(b)

Designed such internal control over financial reporting, or caused such internal control over financial reporting to be designed under our supervision, to provide reasonable assurance regarding the reliability of financial reporting and the preparation of financial statements for external purposes in accordance with generally accepted accounting principles;

 

(c)

Evaluated the effectiveness of the registrant’s disclosure controls and procedures and presented in this report our conclusions about the effectiveness of the disclosure controls and procedures, as of the end of the period covered by this report based on such evaluation; and

 

(d)

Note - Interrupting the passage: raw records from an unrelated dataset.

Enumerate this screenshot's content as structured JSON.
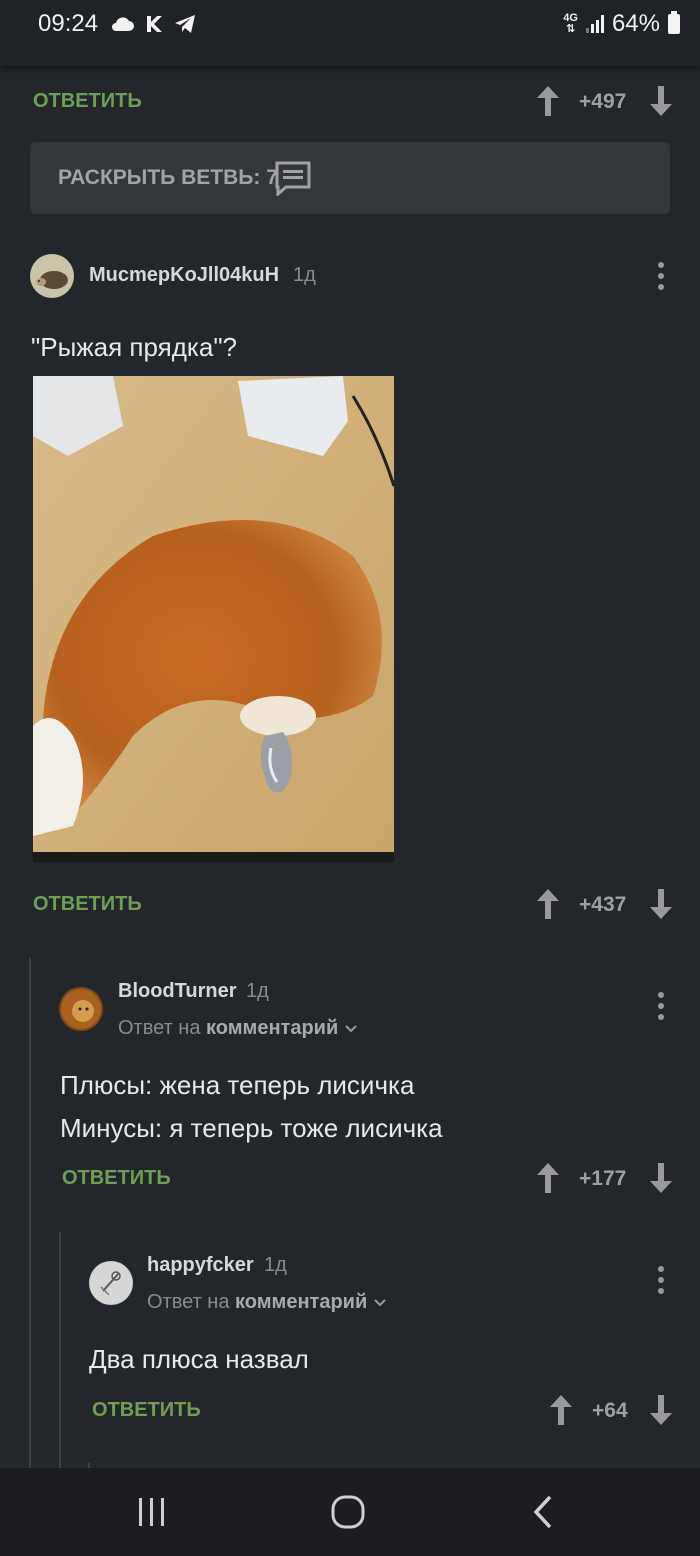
{
  "status_bar": {
    "time": "09:24",
    "left_icons": [
      "cloud-icon",
      "k-app-icon",
      "telegram-icon"
    ],
    "network": "4G",
    "battery": "64%"
  },
  "top_actions": {
    "reply_label": "ОТВЕТИТЬ",
    "score": "+497"
  },
  "expand_thread": {
    "label": "РАСКРЫТЬ ВЕТВЬ: 7",
    "icon": "comment-icon"
  },
  "comments": [
    {
      "username": "MucmepKoJll04kuH",
      "age": "1д",
      "text": "\"Рыжая прядка\"?",
      "image": "fox-tail-photo",
      "reply_label": "ОТВЕТИТЬ",
      "score": "+437"
    },
    {
      "username": "BloodTurner",
      "age": "1д",
      "reply_to_prefix": "Ответ на",
      "reply_to_link": "комментарий",
      "lines": [
        "Плюсы: жена теперь лисичка",
        "Минусы: я теперь тоже лисичка"
      ],
      "reply_label": "ОТВЕТИТЬ",
      "score": "+177"
    },
    {
      "username": "happyfcker",
      "age": "1д",
      "reply_to_prefix": "Ответ на",
      "reply_to_link": "комментарий",
      "text": "Два плюса назвал",
      "reply_label": "ОТВЕТИТЬ",
      "score": "+64"
    }
  ],
  "colors": {
    "background": "#23272b",
    "reply_green": "#6f9e55",
    "muted": "#8a8a8a"
  }
}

Disclosed in this report any change in the registrant’s internal control over financial reporting that occurred during the registrant’s most recent fiscal quarter (the registrant's fourth fiscal quarter in the case of an annual report) that has materially affected, or is reasonably likely to materially affect, the registrant’s internal control over financial reporting; and

5.

The registrant’s other certifying officer(s) and I have disclosed, based on our most recent evaluation of internal control over financial reporting, to the registrant’s auditors and the audit committee of the registrant’s board of directors (or persons performing the equivalent functions):

 

(a)

All significant deficiencies and material weaknesses in the design or operation of internal control over financial reporting which are reasonably likely to adversely affect the registrant’s ability to record, process, summarize and report financial information; and

 

(b)

Any fraud, whether or not material, that involves management or other employees who have a significant role in the registrant’s internal control over financial reporting.

 

Date:  May 12, 2017

By:

 

/s/ Jarett Fenton

 

 

 

Jarett Fenton

 

 

 

Chief Financial Officer

 

Exhibit 32.1

CERTIFICATION OF CHIEF EXECUTIVE OFFICER AND CHIEF FINANCIAL OFFICER

PURSUANT TO 18 U.S.C. SECTION 1350,

AS ADOPTED PURSUANT TO

SECTION 906 OF THE SARBANES-OXLEY ACT OF 2002

In connection with the Quarterly Report on Form 10-Q of Presbia PLC (the “Company”) for the quarterly period ended March 31, 2017 (the “Report”), the undersigned hereby certify in their capacities as Chief Executive Officer and Chief Financial Officer of the Company, respectively, pursuant to 18 U.S.C. section 1350, as adopted pursuant to Section 906 of the Sarbanes-Oxley Act of 2002, that:

 

1.

the Report fully complies with the requirements of Section 13(a) or 15(d) of the Securities Exchange Act of 1934, as amended; and

 

2.

the information contained in the Report fairly presents, in all material respects, the financial condition and results of operations of the Company.

 

Date:  May 12, 2017

By:

 

/s/ Todd Cooper

 

 

 

Todd Cooper

 

 

 

Chief Executive Officer

 

 

 

(Principle Executive Officer)

 

Date:  May 12, 2017

By:

 

/s/ Jarett Fenton

 

 

 

Jarett Fenton

 

 

 

Chief Financial  Officer

 

 

 

(Principle Financial Officer)

A signed original of this written statement required by Section 906, or other document authenticating, acknowledging, or otherwise adopting the signatures that appear in typed form within the electronic version of this written statement required by Section 906, has been provided to the Company and will be retained by the Company and furnished to the Securities and Exchange Commission or its staff upon request.